The blog world is abuzz about the latest findings that two research groups that have managed to transform skin cells into embryonic stem cells by adding a few genes. (In case you missed the news, you can check it out here.)

GTO's favorite post comes from Steven Salzberg, who writes about not only the promise of these findings -- "With re-programmed ES cells, we should be able to grow replacement tissues for almost any organ in the human body, using a person's own cells as a source" -- and the potential pitfalls -- "the first problem is that both groups used retroviruses to transform skin cells into ES cells," he says. "The randomness of the method is one thing that needs work - if a retrovirus inserts in the wrong place, it will disrupt normal functions, and the resulting ES cells will be defective."

Naturally, between the media's take on this story and the political debate over embryonic stem cell lines, most people are focusing on the idea that this advance will make it possible to abandon experiments performed on real human embryonic stem cells.
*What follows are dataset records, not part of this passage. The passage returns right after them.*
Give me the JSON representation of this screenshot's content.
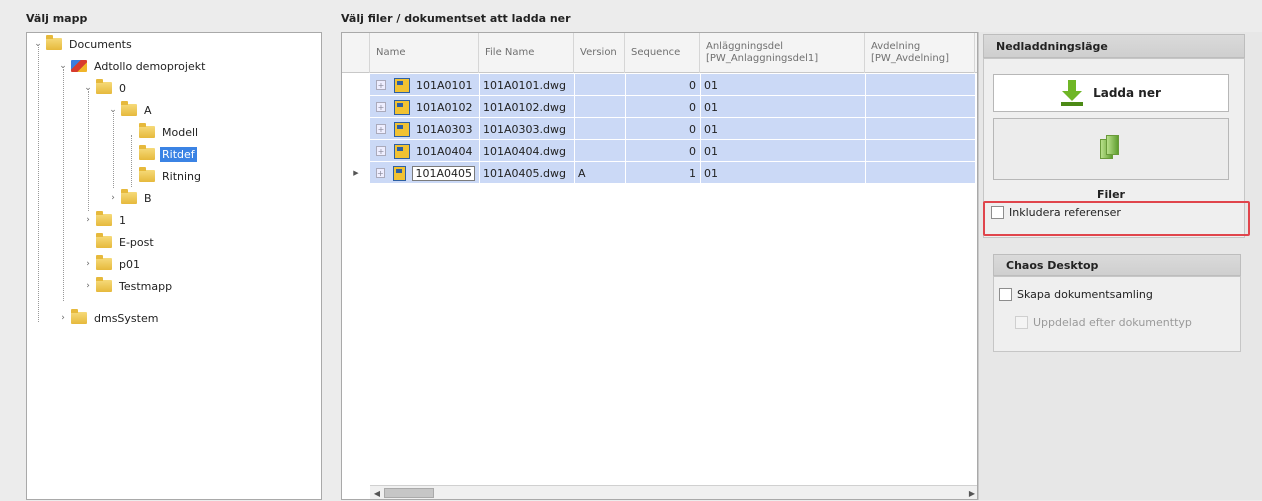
{
  "left_panel": {
    "title": "Välj mapp",
    "tree": [
      {
        "label": "Documents"
      },
      {
        "label": "Adtollo demoprojekt"
      },
      {
        "label": "0"
      },
      {
        "label": "A"
      },
      {
        "label": "Modell"
      },
      {
        "label": "Ritdef"
      },
      {
        "label": "Ritning"
      },
      {
        "label": "B"
      },
      {
        "label": "1"
      },
      {
        "label": "E-post"
      },
      {
        "label": "p01"
      },
      {
        "label": "Testmapp"
      },
      {
        "label": "dmsSystem"
      }
    ]
  },
  "grid": {
    "title": "Välj filer / dokumentset att ladda ner",
    "columns": {
      "name": "Name",
      "file_name": "File Name",
      "version": "Version",
      "sequence": "Sequence",
      "anlaggningsdel_1": "Anläggningsdel",
      "anlaggningsdel_2": "[PW_Anlaggningsdel1]",
      "avdelning_1": "Avdelning",
      "avdelning_2": "[PW_Avdelning]"
    },
    "rows": [
      {
        "name": "101A0101",
        "file_name": "101A0101.dwg",
        "version": "",
        "sequence": "0",
        "anlaggningsdel": "01",
        "avdelning": ""
      },
      {
        "name": "101A0102",
        "file_name": "101A0102.dwg",
        "version": "",
        "sequence": "0",
        "anlaggningsdel": "01",
        "avdelning": ""
      },
      {
        "name": "101A0303",
        "file_name": "101A0303.dwg",
        "version": "",
        "sequence": "0",
        "anlaggningsdel": "01",
        "avdelning": ""
      },
      {
        "name": "101A0404",
        "file_name": "101A0404.dwg",
        "version": "",
        "sequence": "0",
        "anlaggningsdel": "01",
        "avdelning": ""
      },
      {
        "name": "101A0405",
        "file_name": "101A0405.dwg",
        "version": "A",
        "sequence": "1",
        "anlaggningsdel": "01",
        "avdelning": ""
      }
    ]
  },
  "right_panel": {
    "download_group": {
      "title": "Nedladdningsläge",
      "download_button": "Ladda ner",
      "files_label": "Filer",
      "include_references": "Inkludera referenser"
    },
    "chaos_group": {
      "title": "Chaos Desktop",
      "create_collection": "Skapa dokumentsamling",
      "split_by_type": "Uppdelad efter dokumenttyp"
    }
  },
  "icons": {
    "folder": "folder-icon",
    "project": "project-icon",
    "file": "dwg-file-icon",
    "download": "download-arrow-icon",
    "files": "files-icon"
  },
  "colors": {
    "selection": "#3b83e4",
    "row_highlight": "#cbd9f6",
    "annotation_box": "#e0454c",
    "download_arrow": "#6fb626"
  }
}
Salzberg says this is absolutely wrong. "Among other things, we need 'real' ES lines to be able to determine if the new ES cells are truly pluripotent; that is, to see if they're as good as the real thing," he writes.


The Scan

Pig Organ Transplants Considered

The Wall Street Journal reports that the US Food and Drug Administration may soon allow clinical trials that involve transplanting pig organs into humans.

'Poo-Bank' Proposal

Harvard Medical School researchers suggest people should bank stool samples when they are young to transplant when they later develop age-related diseases.

Spurred to Develop Again

New Scientist reports that researchers may have uncovered why about 60 percent of in vitro fertilization embryos stop developing.

Science Papers Examine Breast Milk Cell Populations, Cerebral Cortex Cellular Diversity, Micronesia Population History

In Science this week: unique cell populations found within breast milk, 100 transcriptionally distinct cell populations uncovered in the cerebral cortex, and more.